▶ **What the exercise asks**: Wherever "nufcblog" turns up in the entries, copy out the line that holds it.

▶ **Extracted data**:

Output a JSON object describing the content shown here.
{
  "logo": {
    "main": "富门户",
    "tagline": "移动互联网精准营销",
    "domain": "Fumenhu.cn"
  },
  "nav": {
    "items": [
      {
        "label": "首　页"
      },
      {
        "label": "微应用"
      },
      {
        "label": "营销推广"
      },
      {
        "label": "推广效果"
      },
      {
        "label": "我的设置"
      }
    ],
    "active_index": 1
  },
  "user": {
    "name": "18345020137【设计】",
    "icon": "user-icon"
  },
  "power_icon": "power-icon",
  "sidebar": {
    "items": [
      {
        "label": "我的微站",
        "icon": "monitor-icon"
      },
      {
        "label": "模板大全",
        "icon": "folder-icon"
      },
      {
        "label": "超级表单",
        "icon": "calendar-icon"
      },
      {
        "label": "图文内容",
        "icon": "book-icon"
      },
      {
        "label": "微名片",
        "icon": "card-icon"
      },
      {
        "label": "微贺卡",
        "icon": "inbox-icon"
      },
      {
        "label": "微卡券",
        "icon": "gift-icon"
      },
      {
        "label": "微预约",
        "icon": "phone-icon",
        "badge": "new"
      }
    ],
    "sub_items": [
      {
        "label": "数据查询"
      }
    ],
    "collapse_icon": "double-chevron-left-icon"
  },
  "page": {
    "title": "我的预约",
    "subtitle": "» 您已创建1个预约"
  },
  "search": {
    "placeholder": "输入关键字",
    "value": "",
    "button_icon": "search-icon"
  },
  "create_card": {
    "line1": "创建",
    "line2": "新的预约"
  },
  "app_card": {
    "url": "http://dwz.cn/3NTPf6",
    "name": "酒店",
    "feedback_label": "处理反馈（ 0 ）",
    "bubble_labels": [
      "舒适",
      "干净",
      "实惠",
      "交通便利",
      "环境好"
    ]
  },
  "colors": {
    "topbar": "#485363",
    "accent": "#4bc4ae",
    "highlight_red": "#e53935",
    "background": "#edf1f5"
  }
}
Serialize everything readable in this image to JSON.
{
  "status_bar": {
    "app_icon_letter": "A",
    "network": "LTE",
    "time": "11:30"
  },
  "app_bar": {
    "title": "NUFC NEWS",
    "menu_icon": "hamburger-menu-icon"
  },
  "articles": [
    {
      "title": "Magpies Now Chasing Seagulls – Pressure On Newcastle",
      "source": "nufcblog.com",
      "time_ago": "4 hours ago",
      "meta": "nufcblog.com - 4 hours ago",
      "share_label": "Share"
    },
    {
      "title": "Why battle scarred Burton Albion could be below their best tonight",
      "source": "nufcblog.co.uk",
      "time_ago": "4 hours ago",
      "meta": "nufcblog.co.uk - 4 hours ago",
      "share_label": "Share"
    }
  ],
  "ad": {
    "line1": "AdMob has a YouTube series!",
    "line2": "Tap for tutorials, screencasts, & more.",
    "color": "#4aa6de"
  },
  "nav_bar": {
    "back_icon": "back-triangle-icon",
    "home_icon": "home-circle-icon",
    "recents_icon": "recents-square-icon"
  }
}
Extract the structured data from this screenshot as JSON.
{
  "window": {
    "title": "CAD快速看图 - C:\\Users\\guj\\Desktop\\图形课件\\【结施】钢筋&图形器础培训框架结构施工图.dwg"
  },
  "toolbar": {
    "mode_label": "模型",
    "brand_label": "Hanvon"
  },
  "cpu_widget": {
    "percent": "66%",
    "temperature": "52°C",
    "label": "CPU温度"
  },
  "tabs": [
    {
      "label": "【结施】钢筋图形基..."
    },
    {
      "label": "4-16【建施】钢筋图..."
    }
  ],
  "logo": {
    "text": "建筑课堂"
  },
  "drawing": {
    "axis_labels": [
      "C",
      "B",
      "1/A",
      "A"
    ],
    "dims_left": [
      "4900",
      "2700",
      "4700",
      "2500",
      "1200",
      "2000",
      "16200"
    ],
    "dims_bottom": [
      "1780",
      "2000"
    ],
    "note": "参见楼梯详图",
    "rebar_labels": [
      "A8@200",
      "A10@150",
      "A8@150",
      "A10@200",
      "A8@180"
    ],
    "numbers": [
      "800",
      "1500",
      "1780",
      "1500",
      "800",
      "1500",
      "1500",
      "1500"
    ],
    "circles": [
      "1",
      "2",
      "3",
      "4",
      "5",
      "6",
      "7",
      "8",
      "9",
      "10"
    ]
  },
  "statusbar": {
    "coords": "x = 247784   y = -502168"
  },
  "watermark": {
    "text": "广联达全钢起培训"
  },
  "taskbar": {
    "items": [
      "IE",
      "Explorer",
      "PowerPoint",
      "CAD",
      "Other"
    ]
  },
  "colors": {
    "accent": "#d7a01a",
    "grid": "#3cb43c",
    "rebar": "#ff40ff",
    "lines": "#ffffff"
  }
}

▶ **Reply to the exercise**:
      "source": "nufcblog.com",
      "meta": "nufcblog.com - 4 hours ago",
      "source": "nufcblog.co.uk",
      "meta": "nufcblog.co.uk - 4 hours ago",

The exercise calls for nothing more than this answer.